## MATERIAL FOR THIS EXERCISE
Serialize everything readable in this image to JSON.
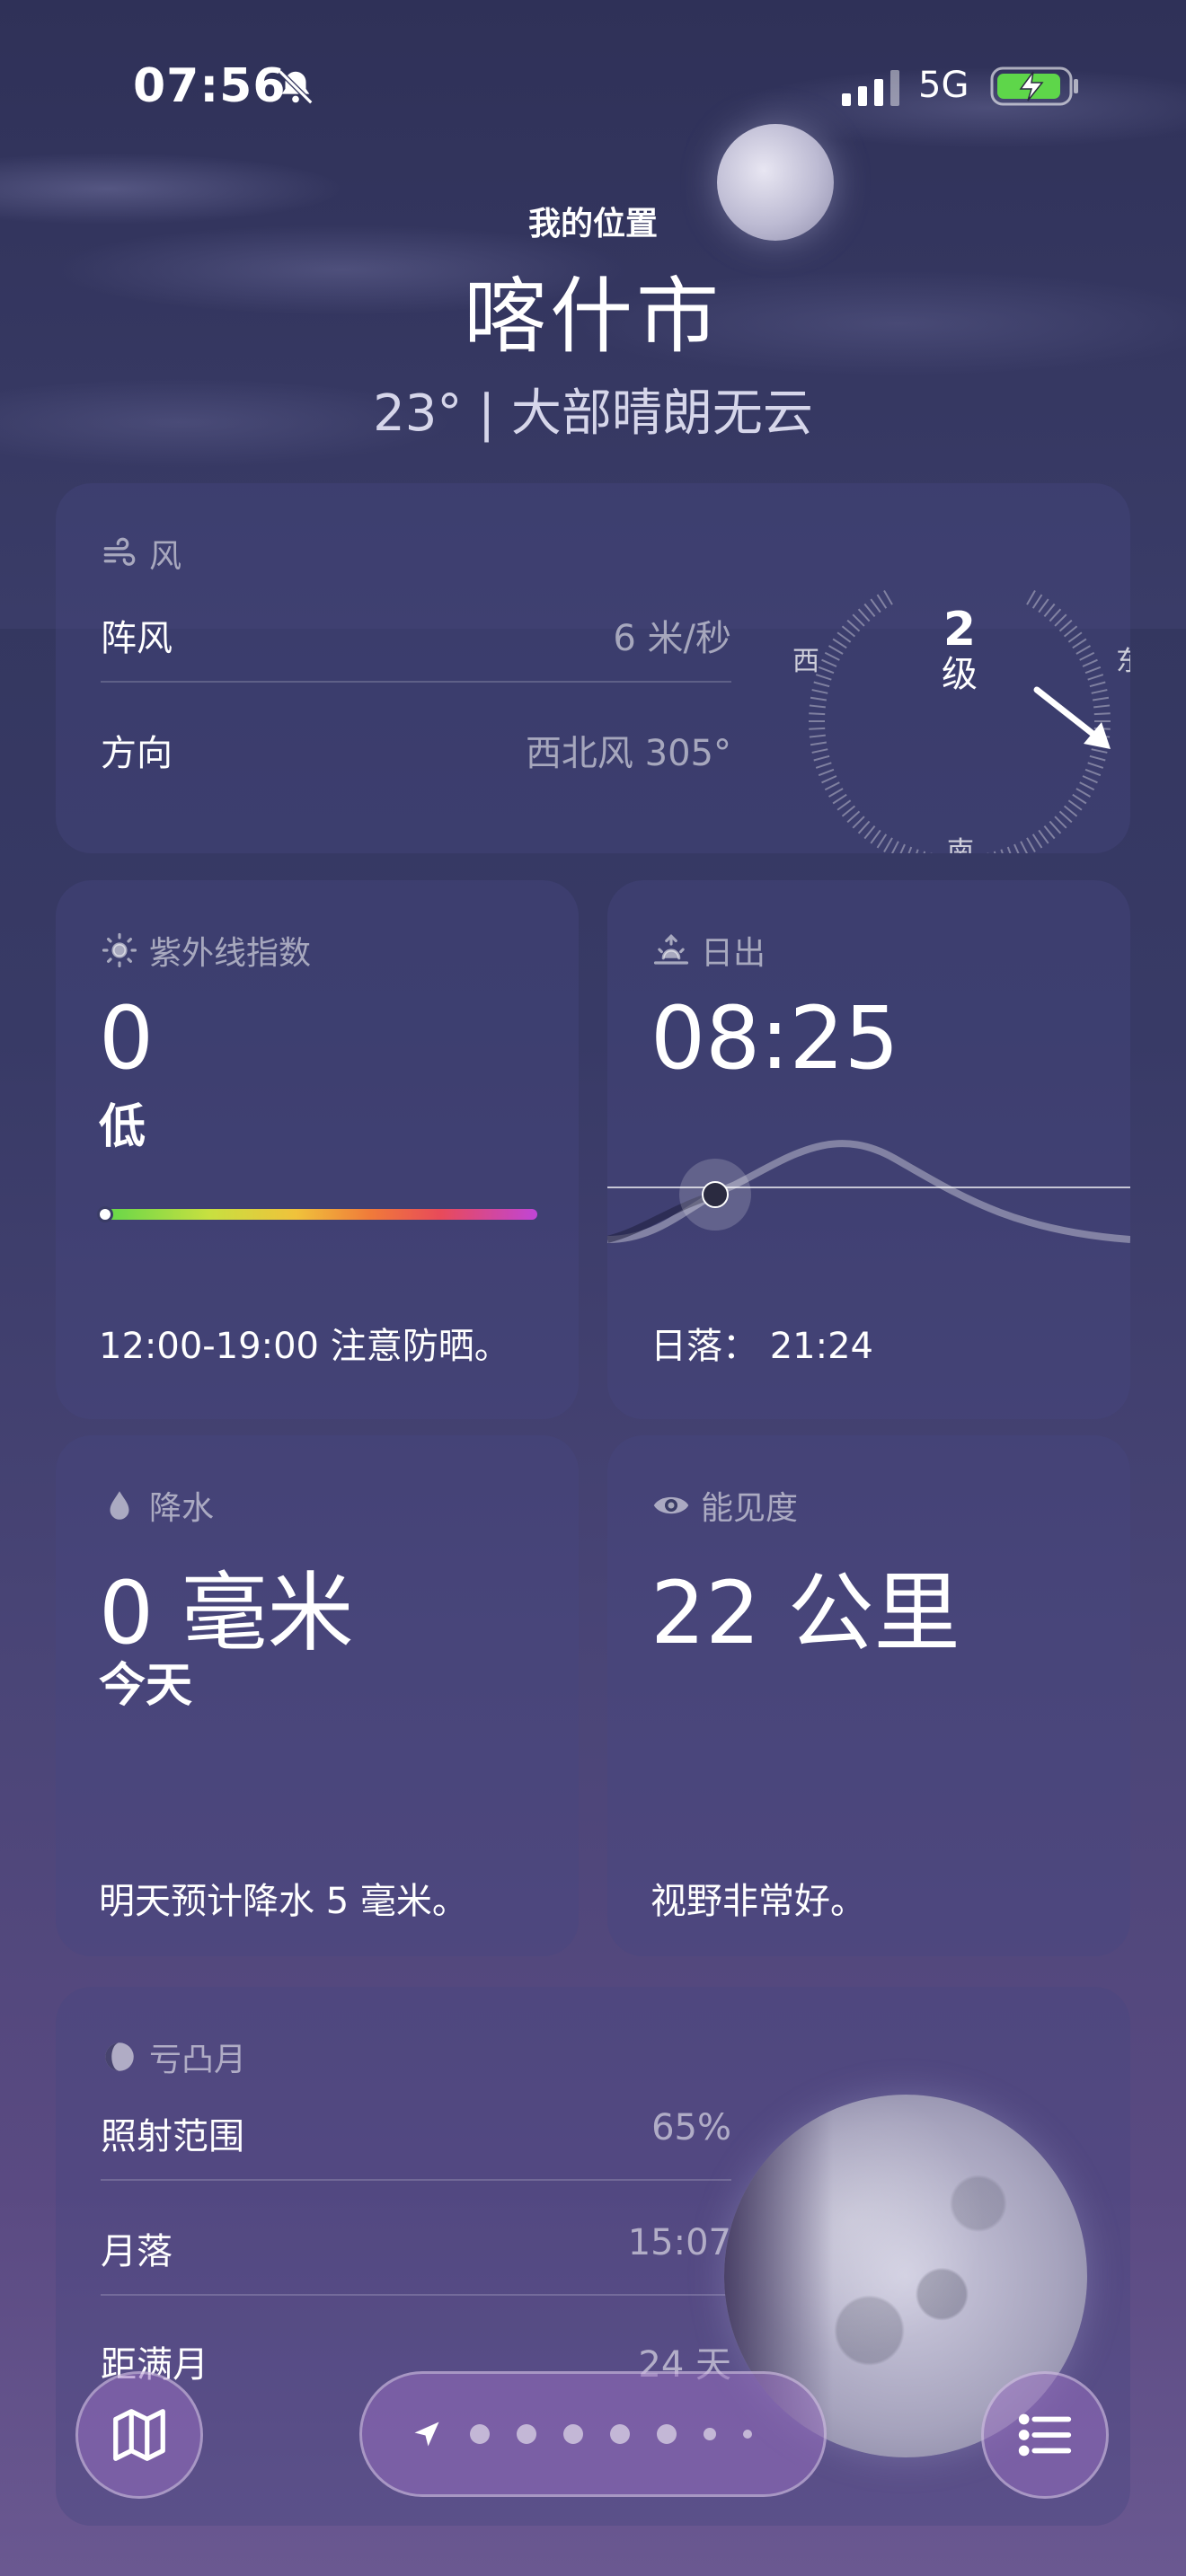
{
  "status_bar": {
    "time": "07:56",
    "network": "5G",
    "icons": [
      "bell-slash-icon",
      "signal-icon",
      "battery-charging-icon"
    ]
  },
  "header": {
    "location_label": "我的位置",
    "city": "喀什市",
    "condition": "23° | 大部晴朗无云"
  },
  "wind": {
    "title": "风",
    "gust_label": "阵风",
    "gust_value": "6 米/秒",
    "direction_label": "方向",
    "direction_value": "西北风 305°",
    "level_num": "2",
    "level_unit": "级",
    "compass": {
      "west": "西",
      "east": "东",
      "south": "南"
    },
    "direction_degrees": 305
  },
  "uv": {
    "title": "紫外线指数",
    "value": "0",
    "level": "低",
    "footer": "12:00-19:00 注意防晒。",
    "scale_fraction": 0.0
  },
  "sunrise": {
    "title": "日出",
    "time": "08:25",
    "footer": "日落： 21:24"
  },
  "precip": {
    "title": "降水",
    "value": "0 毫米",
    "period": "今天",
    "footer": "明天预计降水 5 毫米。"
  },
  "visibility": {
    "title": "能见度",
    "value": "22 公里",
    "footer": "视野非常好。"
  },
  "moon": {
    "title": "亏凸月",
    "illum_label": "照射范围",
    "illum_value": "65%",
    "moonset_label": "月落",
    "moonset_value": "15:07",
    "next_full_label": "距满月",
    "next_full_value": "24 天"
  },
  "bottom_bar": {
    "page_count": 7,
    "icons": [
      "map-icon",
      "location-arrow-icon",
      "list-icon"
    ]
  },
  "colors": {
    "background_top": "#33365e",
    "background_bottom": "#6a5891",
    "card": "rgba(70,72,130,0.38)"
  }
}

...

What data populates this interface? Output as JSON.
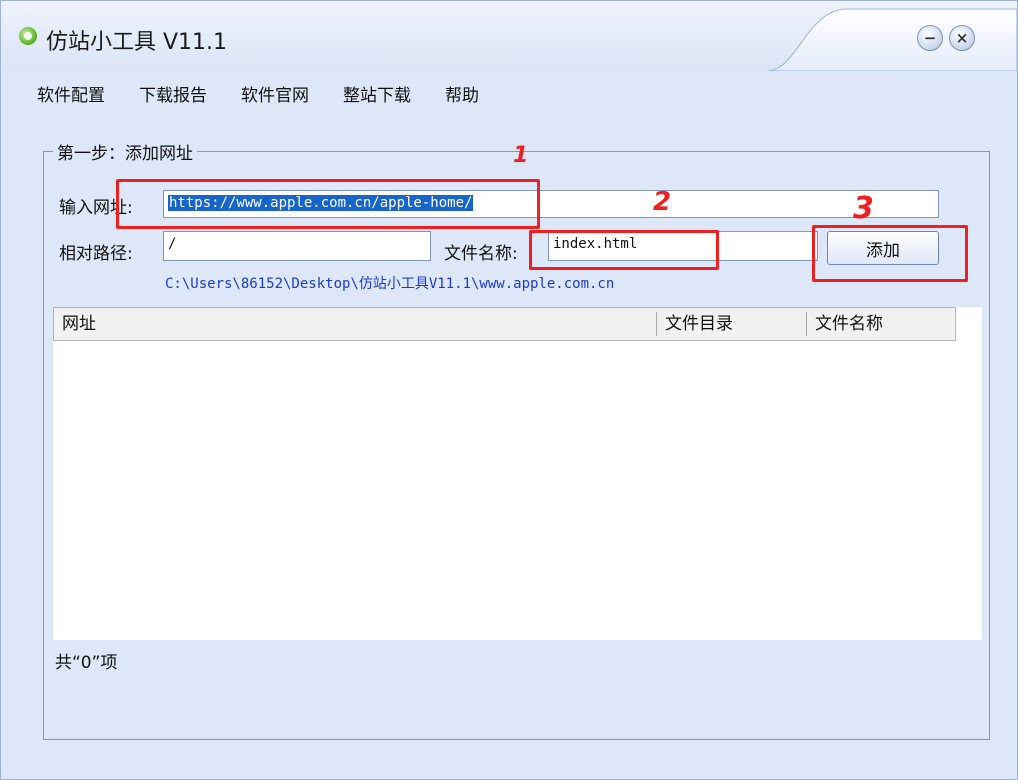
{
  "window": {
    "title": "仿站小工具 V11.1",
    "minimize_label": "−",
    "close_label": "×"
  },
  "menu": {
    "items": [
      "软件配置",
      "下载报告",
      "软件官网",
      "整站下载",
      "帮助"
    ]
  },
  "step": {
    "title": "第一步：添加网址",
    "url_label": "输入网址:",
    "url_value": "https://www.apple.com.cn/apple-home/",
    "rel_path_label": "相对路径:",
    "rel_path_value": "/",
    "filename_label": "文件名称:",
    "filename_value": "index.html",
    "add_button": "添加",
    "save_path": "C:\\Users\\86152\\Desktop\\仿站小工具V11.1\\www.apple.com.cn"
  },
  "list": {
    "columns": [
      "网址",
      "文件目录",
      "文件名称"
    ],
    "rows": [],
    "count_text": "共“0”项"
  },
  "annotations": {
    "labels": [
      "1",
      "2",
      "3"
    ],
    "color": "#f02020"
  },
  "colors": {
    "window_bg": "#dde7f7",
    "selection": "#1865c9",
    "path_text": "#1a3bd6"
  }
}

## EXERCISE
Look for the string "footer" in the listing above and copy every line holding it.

## RESULT OF THE TASK
    "footer": "12:00-19:00 注意防晒。",
    "footer": "日落： 21:24"
    "footer": "明天预计降水 5 毫米。"
    "footer": "视野非常好。"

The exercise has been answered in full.